People are connecting on-line in a variety of ways. According to the Legal Technology section of the ABA Journal, legal dinosaurs are going to have to adjust to the virtual practice of law in this Brave New World that is increasingly relying on blogs, social networks and virtual communities. The results of a survey presented during a recent ABA Tech section talk are telling: as stated by the speaker Nick Abrahams, “if you’re over 35, you’re the loneliest person on Facebook because only 1 percent of workers in that age group are using it.” Contrast this with 25 percent of workers between 25 and 35 and one-third of workers under 25. Abrahams suggests that embracing rather than blocking access to these networks makes more sense as it avoids the risks of disenfranchising the growing percentage of workers using such sites.
Back to the SL Bar Association. SL stands for Second Life, of which many WordPress readers and contributors likely are well aware. For those of us just emerging into the glow of this concept, it helps to have a definition, such as this one from Second Life’s own web page:
Second Life® is a 3-D virtual world created by its Residents. Since opening to the public in 2003, it has grown explosively and today is inhabited by millions of Residents from around the globe.
From the moment you enter the World you’ll discover a vast digital continent, teeming with people, entertainment, experiences and opportunity. Once you’ve explored a bit, perhaps you’ll find a perfect parcel of land to build your house or business.
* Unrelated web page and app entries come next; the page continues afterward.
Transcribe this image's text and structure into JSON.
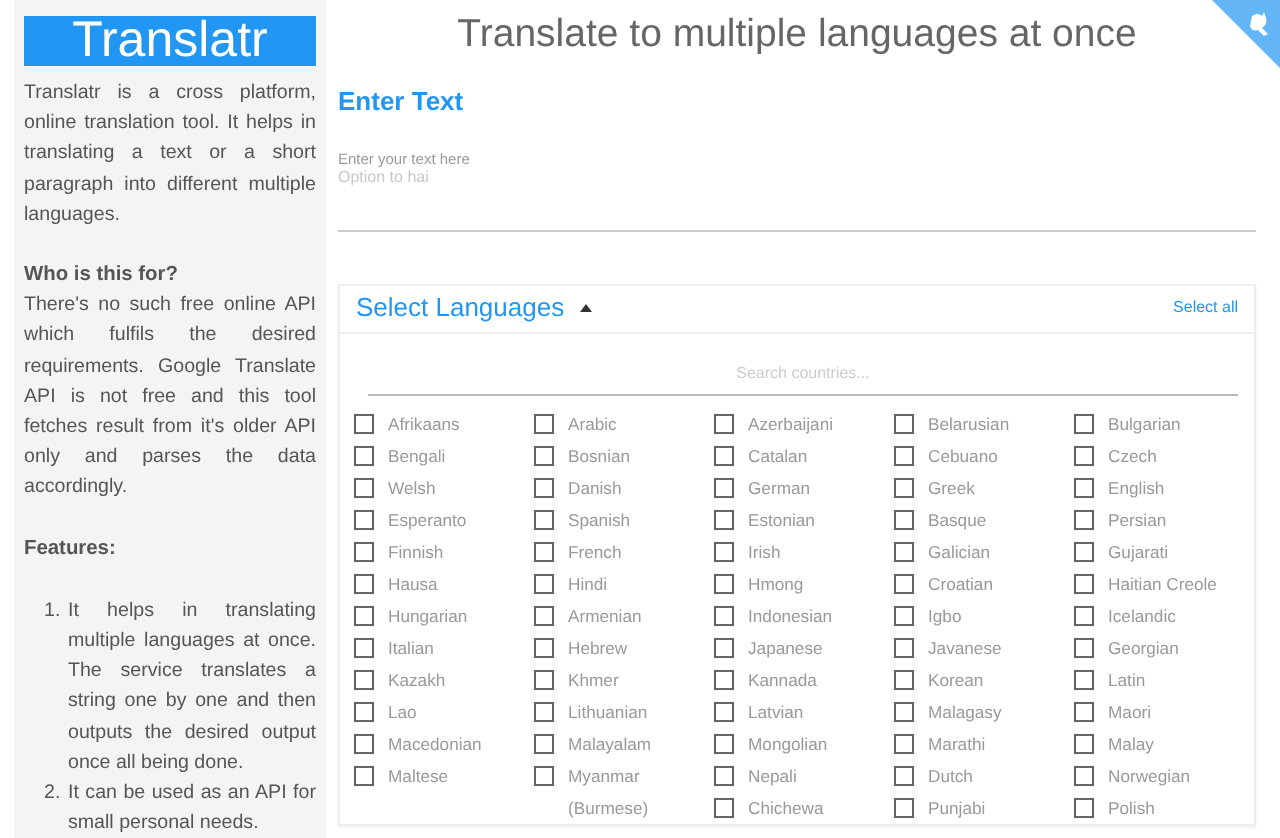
{
  "sidebar": {
    "logo": "Translatr",
    "intro": "Translatr is a cross platform, online translation tool. It helps in translating a text or a short paragraph into different multiple languages.",
    "sections": [
      {
        "heading": "Who is this for?",
        "body": "There's no such free online API which fulfils the desired requirements. Google Translate API is not free and this tool fetches result from it's older API only and parses the data accordingly."
      },
      {
        "heading": "Features:",
        "list": [
          {
            "number": "1.",
            "text": "It helps in translating multiple languages at once. The service translates a string one by one and then outputs the desired output once all being done."
          },
          {
            "number": "2.",
            "text": "It can be used as an API for small personal needs."
          }
        ]
      }
    ]
  },
  "main": {
    "title": "Translate to multiple languages at once",
    "enter_text": {
      "heading": "Enter Text",
      "label": "Enter your text here",
      "placeholder": "Option to hai"
    },
    "languages": {
      "heading": "Select Languages",
      "expanded": true,
      "select_all": "Select all",
      "search": {
        "placeholder": "Search countries..."
      },
      "items": [
        {
          "label": "Afrikaans",
          "checked": false
        },
        {
          "label": "Arabic",
          "checked": false
        },
        {
          "label": "Azerbaijani",
          "checked": false
        },
        {
          "label": "Belarusian",
          "checked": false
        },
        {
          "label": "Bulgarian",
          "checked": false
        },
        {
          "label": "Bengali",
          "checked": false
        },
        {
          "label": "Bosnian",
          "checked": false
        },
        {
          "label": "Catalan",
          "checked": false
        },
        {
          "label": "Cebuano",
          "checked": false
        },
        {
          "label": "Czech",
          "checked": false
        },
        {
          "label": "Welsh",
          "checked": false
        },
        {
          "label": "Danish",
          "checked": false
        },
        {
          "label": "German",
          "checked": false
        },
        {
          "label": "Greek",
          "checked": false
        },
        {
          "label": "English",
          "checked": false
        },
        {
          "label": "Esperanto",
          "checked": false
        },
        {
          "label": "Spanish",
          "checked": false
        },
        {
          "label": "Estonian",
          "checked": false
        },
        {
          "label": "Basque",
          "checked": false
        },
        {
          "label": "Persian",
          "checked": false
        },
        {
          "label": "Finnish",
          "checked": false
        },
        {
          "label": "French",
          "checked": false
        },
        {
          "label": "Irish",
          "checked": false
        },
        {
          "label": "Galician",
          "checked": false
        },
        {
          "label": "Gujarati",
          "checked": false
        },
        {
          "label": "Hausa",
          "checked": false
        },
        {
          "label": "Hindi",
          "checked": false
        },
        {
          "label": "Hmong",
          "checked": false
        },
        {
          "label": "Croatian",
          "checked": false
        },
        {
          "label": "Haitian Creole",
          "checked": false
        },
        {
          "label": "Hungarian",
          "checked": false
        },
        {
          "label": "Armenian",
          "checked": false
        },
        {
          "label": "Indonesian",
          "checked": false
        },
        {
          "label": "Igbo",
          "checked": false
        },
        {
          "label": "Icelandic",
          "checked": false
        },
        {
          "label": "Italian",
          "checked": false
        },
        {
          "label": "Hebrew",
          "checked": false
        },
        {
          "label": "Japanese",
          "checked": false
        },
        {
          "label": "Javanese",
          "checked": false
        },
        {
          "label": "Georgian",
          "checked": false
        },
        {
          "label": "Kazakh",
          "checked": false
        },
        {
          "label": "Khmer",
          "checked": false
        },
        {
          "label": "Kannada",
          "checked": false
        },
        {
          "label": "Korean",
          "checked": false
        },
        {
          "label": "Latin",
          "checked": false
        },
        {
          "label": "Lao",
          "checked": false
        },
        {
          "label": "Lithuanian",
          "checked": false
        },
        {
          "label": "Latvian",
          "checked": false
        },
        {
          "label": "Malagasy",
          "checked": false
        },
        {
          "label": "Maori",
          "checked": false
        },
        {
          "label": "Macedonian",
          "checked": false
        },
        {
          "label": "Malayalam",
          "checked": false
        },
        {
          "label": "Mongolian",
          "checked": false
        },
        {
          "label": "Marathi",
          "checked": false
        },
        {
          "label": "Malay",
          "checked": false
        },
        {
          "label": "Maltese",
          "checked": false
        },
        {
          "label": "Myanmar (Burmese)",
          "checked": false
        },
        {
          "label": "Nepali",
          "checked": false
        },
        {
          "label": "Dutch",
          "checked": false
        },
        {
          "label": "Norwegian",
          "checked": false
        },
        {
          "label": "Chichewa",
          "checked": false
        },
        {
          "label": "Punjabi",
          "checked": false
        },
        {
          "label": "Polish",
          "checked": false
        }
      ]
    }
  }
}
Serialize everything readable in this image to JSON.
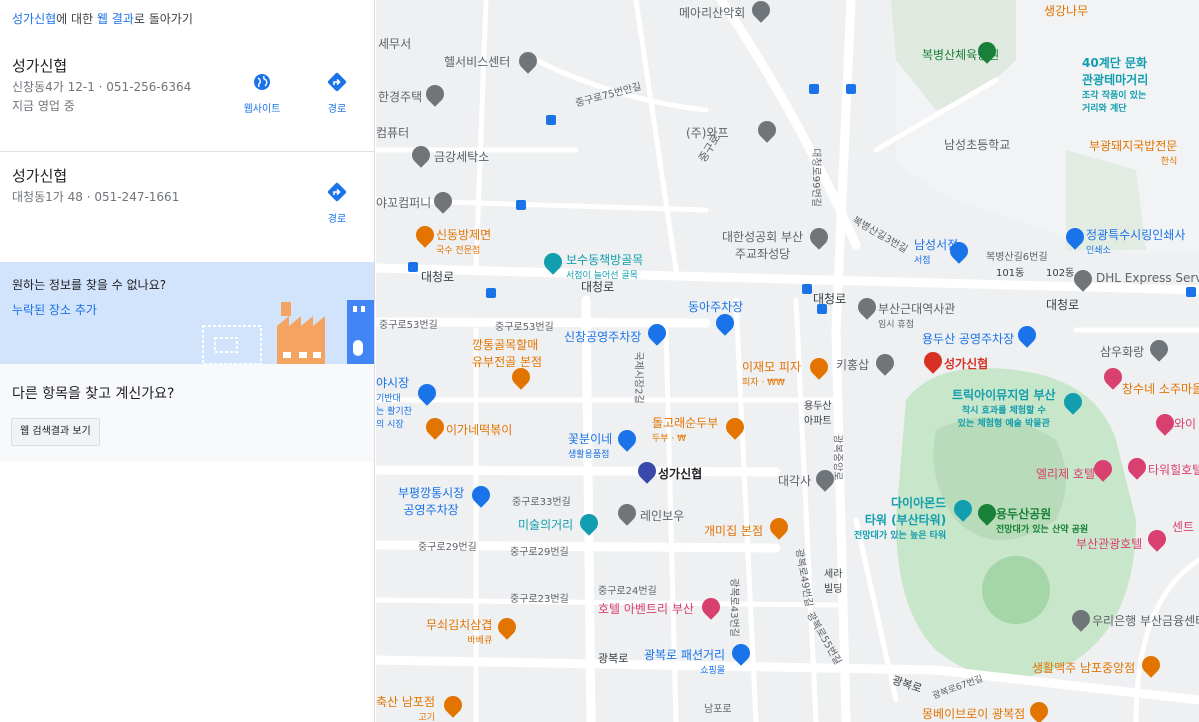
{
  "panel": {
    "top_link_place": "성가신협",
    "top_link_mid": "에 대한 ",
    "top_link_web": "웹 결과",
    "top_link_tail": "로 돌아가기",
    "results": [
      {
        "name": "성가신협",
        "address": "신창동4가 12-1 · 051-256-6364",
        "status": "지금 영업 중",
        "website_label": "웹사이트",
        "directions_label": "경로"
      },
      {
        "name": "성가신협",
        "address": "대청동1가 48 · 051-247-1661",
        "directions_label": "경로"
      }
    ],
    "missing": {
      "question": "원하는 정보를 찾을 수 없나요?",
      "link": "누락된 장소 추가"
    },
    "other": {
      "question": "다른 항목을 찾고 계신가요?",
      "button": "웹 검색결과 보기"
    }
  },
  "map": {
    "colors": {
      "road": "#ffffff",
      "block": "#f1f3f4",
      "park": "#c8e6c9",
      "blue_poi": "#1a73e8",
      "orange_poi": "#e37400",
      "pink_poi": "#d93f6f",
      "red_pin": "#d93025",
      "bank_pin": "#3949ab",
      "grey_poi": "#70757a",
      "green_poi": "#188038",
      "teal_poi": "#129eaf"
    },
    "road_labels": [
      {
        "text": "대청로"
      },
      {
        "text": "대청로"
      },
      {
        "text": "대청로"
      },
      {
        "text": "대청로"
      },
      {
        "text": "중구로"
      },
      {
        "text": "중구로53번길"
      },
      {
        "text": "중구로53번길"
      },
      {
        "text": "중구로33번길"
      },
      {
        "text": "중구로29번길"
      },
      {
        "text": "중구로29번길"
      },
      {
        "text": "중구로23번길"
      },
      {
        "text": "중구로24번길"
      },
      {
        "text": "광복로"
      },
      {
        "text": "광복로"
      },
      {
        "text": "광복로67번길"
      },
      {
        "text": "중구로75번안길"
      },
      {
        "text": "광복로43번길"
      },
      {
        "text": "광복로55번길"
      },
      {
        "text": "광복로49번길"
      },
      {
        "text": "광복중앙로"
      },
      {
        "text": "대청로99번길"
      },
      {
        "text": "국제시장2길"
      },
      {
        "text": "복병산길3번길"
      },
      {
        "text": "복병산길6번길"
      }
    ],
    "pois": [
      {
        "name": "메아리산악회",
        "color": "grey"
      },
      {
        "name": "복병산체육공원",
        "color": "green"
      },
      {
        "name": "40계단 문화",
        "line2": "관광테마거리",
        "sub": "조각 작품이 있는",
        "sub2": "거리와 계단",
        "color": "teal"
      },
      {
        "name": "생강나무",
        "color": "orange"
      },
      {
        "name": "세무서",
        "color": "grey"
      },
      {
        "name": "헬서비스센터",
        "color": "grey"
      },
      {
        "name": "한경주택",
        "color": "grey"
      },
      {
        "name": "컴퓨터",
        "color": "grey"
      },
      {
        "name": "(주)와프",
        "color": "grey"
      },
      {
        "name": "금강세탁소",
        "color": "grey"
      },
      {
        "name": "남성초등학교",
        "color": "grey"
      },
      {
        "name": "부광돼지국밥전문",
        "sub": "한식",
        "color": "orange"
      },
      {
        "name": "야꼬컴퍼니",
        "color": "grey"
      },
      {
        "name": "대한성공회 부산",
        "line2": "주교좌성당",
        "color": "grey"
      },
      {
        "name": "신동방제면",
        "sub": "국수 전문점",
        "color": "orange"
      },
      {
        "name": "보수동책방골목",
        "sub": "서점이 늘어선 골목",
        "color": "teal"
      },
      {
        "name": "남성서점",
        "sub": "서점",
        "color": "blue"
      },
      {
        "name": "정광특수시링인쇄사",
        "sub": "인쇄소",
        "color": "blue"
      },
      {
        "name": "DHL Express Servi",
        "color": "grey"
      },
      {
        "name": "101동",
        "color": "grey"
      },
      {
        "name": "102동",
        "color": "grey"
      },
      {
        "name": "부산근대역사관",
        "sub": "임시 휴점",
        "color": "grey"
      },
      {
        "name": "동아주차장",
        "color": "blue"
      },
      {
        "name": "신창공영주차장",
        "color": "blue"
      },
      {
        "name": "용두산 공영주차장",
        "color": "blue"
      },
      {
        "name": "깡통골목할매",
        "line2": "유부전골 본점",
        "color": "orange"
      },
      {
        "name": "이재모 피자",
        "sub": "피자 · ₩₩",
        "color": "orange"
      },
      {
        "name": "키홍삽",
        "color": "grey"
      },
      {
        "name": "성가신협",
        "color": "red"
      },
      {
        "name": "삼우화랑",
        "color": "grey"
      },
      {
        "name": "야시장",
        "sub": "기반대",
        "sub2": "는 활기찬",
        "sub3": "의 시장",
        "color": "blue"
      },
      {
        "name": "용두산",
        "line2": "아파트",
        "color": "grey"
      },
      {
        "name": "트릭아이뮤지엄 부산",
        "sub": "착시 효과를 체험할 수",
        "sub2": "있는 체험형 예술 박물관",
        "color": "teal"
      },
      {
        "name": "창수네 소주마을",
        "color": "orange"
      },
      {
        "name": "와이",
        "color": "pink"
      },
      {
        "name": "이가네떡볶이",
        "color": "orange"
      },
      {
        "name": "돌고래순두부",
        "sub": "두부 · ₩",
        "color": "orange"
      },
      {
        "name": "꽃분이네",
        "sub": "생활용품점",
        "color": "blue"
      },
      {
        "name": "성가신협",
        "color": "bank"
      },
      {
        "name": "대각사",
        "color": "grey"
      },
      {
        "name": "엘리제 호텔",
        "color": "pink"
      },
      {
        "name": "타워힐호텔",
        "color": "pink"
      },
      {
        "name": "부평깡통시장",
        "line2": "공영주차장",
        "color": "blue"
      },
      {
        "name": "레인보우",
        "color": "grey"
      },
      {
        "name": "다이아몬드",
        "line2": "타워 (부산타워)",
        "sub": "전망대가 있는 높은 타워",
        "color": "teal"
      },
      {
        "name": "용두산공원",
        "sub": "전망대가 있는 산약 공원",
        "color": "green"
      },
      {
        "name": "미술의거리",
        "color": "teal"
      },
      {
        "name": "개미집 본점",
        "color": "orange"
      },
      {
        "name": "부산관광호텔",
        "color": "pink"
      },
      {
        "name": "센트",
        "color": "pink"
      },
      {
        "name": "호텔 아벤트리 부산",
        "color": "pink"
      },
      {
        "name": "무쇠김치삼겹",
        "sub": "바베큐",
        "color": "orange"
      },
      {
        "name": "우리은행 부산금융센터",
        "color": "grey"
      },
      {
        "name": "광복로 패션거리",
        "sub": "쇼핑몰",
        "color": "blue"
      },
      {
        "name": "생활맥주 남포중앙점",
        "color": "orange"
      },
      {
        "name": "축산 남포점",
        "sub": "고기",
        "color": "orange"
      },
      {
        "name": "남포로",
        "color": "grey"
      },
      {
        "name": "몽베이브로이 광복점",
        "color": "orange"
      },
      {
        "name": "세라",
        "line2": "빌딩",
        "color": "grey"
      }
    ]
  }
}
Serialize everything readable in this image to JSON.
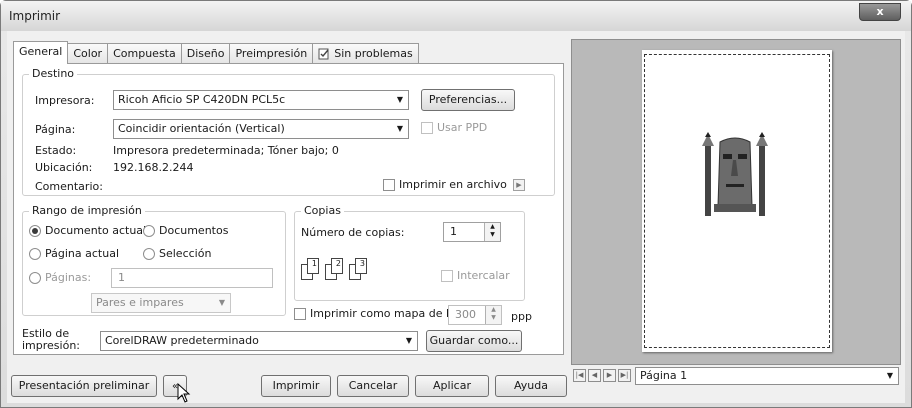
{
  "window": {
    "title": "Imprimir",
    "close_label": "x"
  },
  "tabs": [
    {
      "label": "General",
      "active": true
    },
    {
      "label": "Color"
    },
    {
      "label": "Compuesta"
    },
    {
      "label": "Diseño"
    },
    {
      "label": "Preimpresión"
    },
    {
      "label": "Sin problemas",
      "icon": "check-document-icon"
    }
  ],
  "destino": {
    "title": "Destino",
    "printer_label": "Impresora:",
    "printer_value": "Ricoh Aficio SP C420DN PCL5c",
    "preferences_button": "Preferencias...",
    "page_label": "Página:",
    "page_value": "Coincidir orientación (Vertical)",
    "use_ppd_label": "Usar PPD",
    "status_label": "Estado:",
    "status_value": "Impresora predeterminada; Tóner bajo; 0",
    "location_label": "Ubicación:",
    "location_value": "192.168.2.244",
    "comment_label": "Comentario:",
    "print_to_file_label": "Imprimir en archivo"
  },
  "range": {
    "title": "Rango de impresión",
    "current_document": "Documento actual",
    "documents": "Documentos",
    "current_page": "Página actual",
    "selection": "Selección",
    "pages_label": "Páginas:",
    "pages_value": "1",
    "parity_value": "Pares e impares"
  },
  "copies": {
    "title": "Copias",
    "count_label": "Número de copias:",
    "count_value": "1",
    "collate_label": "Intercalar",
    "icon_numbers": [
      "1",
      "1",
      "2",
      "2",
      "3",
      "3"
    ]
  },
  "bitmap": {
    "label": "Imprimir como mapa de bits:",
    "value": "300",
    "unit": "ppp"
  },
  "style": {
    "label_line1": "Estilo de",
    "label_line2": "impresión:",
    "value": "CorelDRAW predeterminado",
    "save_as_button": "Guardar como..."
  },
  "footer": {
    "preview_button": "Presentación preliminar",
    "print_button": "Imprimir",
    "cancel_button": "Cancelar",
    "apply_button": "Aplicar",
    "help_button": "Ayuda"
  },
  "preview": {
    "page_selector": "Página 1"
  }
}
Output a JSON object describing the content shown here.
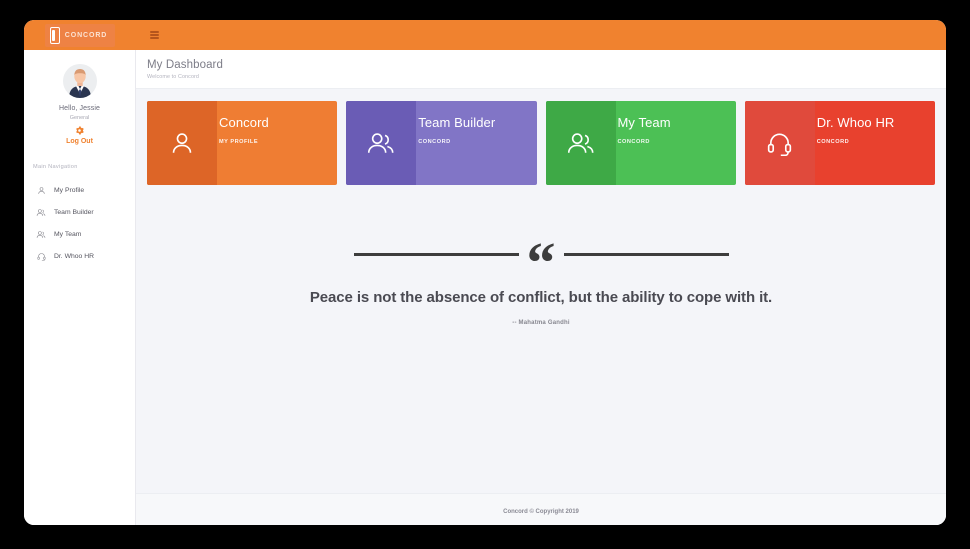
{
  "brand": {
    "name": "CONCORD",
    "logo_icon": "book-mark-icon",
    "menu_icon": "hamburger-menu-icon"
  },
  "sidebar": {
    "avatar_icon": "user-avatar-photo",
    "greeting": "Hello, Jessie",
    "role": "General",
    "settings_icon": "gear-icon",
    "logout_label": "Log Out",
    "nav_section_title": "Main Navigation",
    "items": [
      {
        "label": "My Profile",
        "icon": "user-icon"
      },
      {
        "label": "Team Builder",
        "icon": "users-icon"
      },
      {
        "label": "My Team",
        "icon": "users-icon"
      },
      {
        "label": "Dr. Whoo HR",
        "icon": "headset-icon"
      }
    ]
  },
  "header": {
    "title": "My Dashboard",
    "subtitle": "Welcome to Concord"
  },
  "cards": [
    {
      "title": "Concord",
      "subtitle": "MY PROFILE",
      "icon": "user-icon",
      "color": "#ef7d33",
      "icon_pane_color": "#dd6527"
    },
    {
      "title": "Team Builder",
      "subtitle": "CONCORD",
      "icon": "users-icon",
      "color": "#8175c6",
      "icon_pane_color": "#6a5cb5"
    },
    {
      "title": "My Team",
      "subtitle": "CONCORD",
      "icon": "users-icon",
      "color": "#4cc濃"
    }
  ],
  "cards_fixed": [
    {
      "title": "Concord",
      "subtitle": "MY PROFILE",
      "icon": "user-icon",
      "color": "#ef7d33",
      "icon_pane_color": "#dd6527"
    },
    {
      "title": "Team Builder",
      "subtitle": "CONCORD",
      "icon": "users-icon",
      "color": "#8175c6",
      "icon_pane_color": "#6a5cb5"
    },
    {
      "title": "My Team",
      "subtitle": "CONCORD",
      "icon": "users-icon",
      "color": "#4cc055",
      "icon_pane_color": "#3ea946"
    },
    {
      "title": "Dr. Whoo HR",
      "subtitle": "CONCORD",
      "icon": "headset-icon",
      "color": "#e8412e",
      "icon_pane_color": "#e04a3c"
    }
  ],
  "quote": {
    "mark": "“",
    "text": "Peace is not the absence of conflict, but the ability to cope with it.",
    "author": "-- Mahatma Gandhi"
  },
  "footer": {
    "text": "Concord © Copyright 2019"
  },
  "colors": {
    "brand_orange": "#f0822f",
    "accent": "#f0822f",
    "content_bg": "#f4f5f9"
  }
}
You’ll also be surrounded by the Creations of your fellow Residents. Because Residents retain intellectual property rights in their digital creations, they can buy, sell and trade with other Residents.
The Marketplace currently supports millions of US dollars in monthly transactions. This commerce is handled with the inworld unit of trade, the Linden™ dollar, which can be converted to US dollars at several thriving online Linden dollar exchanges.
Is it me, or does this all sound just a bit fantastic? The SL Bar Association has its own networking site with 52 members. The home page has its own Virtual World Law News and there are even virtual courses, such as one for Trademark Infringement in the Virtual World or one for Internet Legal Research, held at a virtual address, but giving actual CLE credit. The real and the unreal collide when you attempt to navigate to the SL Bar Association’s office – you need to click the “teleport” link.
SL has also been used in the real world as a tool to support a legal research class at the Nova Southeastern University Law School. According to the article by Rob Hudson linked above, SL was used as an interactive exhibit for the students of the issues arising and agencies involved in international law. The class also attended a lecture in the SL world held by a member of the European Union Parliament. Finally, a student employed SL to present, in avatar form, a legal research project he was required to complete but could not present in class on the scheduled date.
Why do lawyers get involved in SL? Carolyn Elefant posits that SL serves as a creative and entertaining release for lawyers, who get to create legal systems and courts. Other lawyers represent SL residents in legal transactions and court battles in exchange for Linden dollars. Still others form their virtual firms in SL with links to their real world law firms in the hopes of generating actual U.S. dollars. Ahh. There’s the marketing angle.
Then there is the clash between real life lawyering and virtual lawyering: In May 2006, U.S. attorney Marc Bragg brought an action against SL’s creator, Linden Lab, claiming it had unfairly terminated his SL account and confiscated his property portfolio, barring access to land or other investments. The causes of action include conversion, fraud, unjust enrichment and breach of contract and the case is continuing.
Needless to say, navigating new frontiers brings thorny problems regarding ownership, ethics and boundaries. It will most certainly be interesting to watch. Or maybe even to jump into.